This course examines the governance of the world’s oceans. National interests over the control of ocean space differ from country to country and in some situations these differences have led to conflict. The lectures focus on means by which countries have claimed sovereignty and exclusive jurisdiction off their coasts. The spatial impact these actions have on other maritime users will be analyzed with an emphasis on U.S. ocean policy and practice. The division of ocean space is analyzed from both a geographical and functional perspective. Geographically, each major type of maritime zone is discussed: baselines (which distinguish internal waters from the territorial sea), the territorial sea, contiguous zone, exclusive economic zone, continental shelf, and high seas. Functionally, primary ocean uses are examined, including fisheries, oil and gas development, deep seabed mining, navigation (commercial and military), and over flight. Special topics such marine scientific research, the Arctic and Antarctic regions, and marine environmental issues are addressed. Attention will be given to this semester’s trip itinerary when discussing the course topics. The understanding and use of nautical charts as they pertain to national maritime claims and boundaries will be examined. And, it will be shown why in this day of satellite imagery and computers that charts may not always give the best answers. During the course, the students will have “hands on” opportunities to put into action several class topics, including baselines and maritime boundaries. Late in the course, following the lectures on maritime zones and the principles of maritime boundaries, the class will be divided into negotiating teams. A scenario will be given to both sides, defining their country’s interests, where the offshore resources are located, and other pertinent facts. After caucusing as a team, and developing their maritime boundary negotiating strategy, the teams will engage in “negotiating” a boundary with its neighbor bringing to the table knowledge learned in this course.

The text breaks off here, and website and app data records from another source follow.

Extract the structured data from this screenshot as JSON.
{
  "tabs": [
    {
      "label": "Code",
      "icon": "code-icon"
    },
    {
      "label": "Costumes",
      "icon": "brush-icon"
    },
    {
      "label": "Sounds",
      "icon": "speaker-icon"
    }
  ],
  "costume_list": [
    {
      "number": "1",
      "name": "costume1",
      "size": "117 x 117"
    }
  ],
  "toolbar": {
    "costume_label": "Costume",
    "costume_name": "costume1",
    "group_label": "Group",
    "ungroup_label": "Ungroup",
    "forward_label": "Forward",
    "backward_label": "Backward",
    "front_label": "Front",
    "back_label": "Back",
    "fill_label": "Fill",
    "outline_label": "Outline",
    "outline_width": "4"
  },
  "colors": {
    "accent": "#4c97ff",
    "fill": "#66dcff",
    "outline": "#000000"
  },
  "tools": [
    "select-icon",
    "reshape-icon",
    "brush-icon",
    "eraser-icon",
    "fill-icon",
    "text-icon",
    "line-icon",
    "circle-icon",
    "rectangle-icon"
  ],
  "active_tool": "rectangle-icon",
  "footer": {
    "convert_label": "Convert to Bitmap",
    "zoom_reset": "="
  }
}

Field WorkCountry: England
The class will visit the National Oceanographic Centre (NOC) one of the world’s premier Oceanographic research centres. The students will arrive at about 0930 and will receive a general briefing on the Centre’s beginnings and overall mission. This brief will be followed by a visit to the Research vessels Callista and will include some hands-on activities. The morning will continue with a visit to the NOC Research Aquarium, the British Ocean Sediment Core Research Facility (BOSCORF), and the Deep See Research Vehicle Hanger. These visits will be followed by two 20 minute talks by scientists who are involved with marine scientific research. The tour and briefings will end with lunch at the NOC mess (at own expense). Following lunch the group will either walk back to the ship or be taken back by van, depending on the location of the MV Explorer.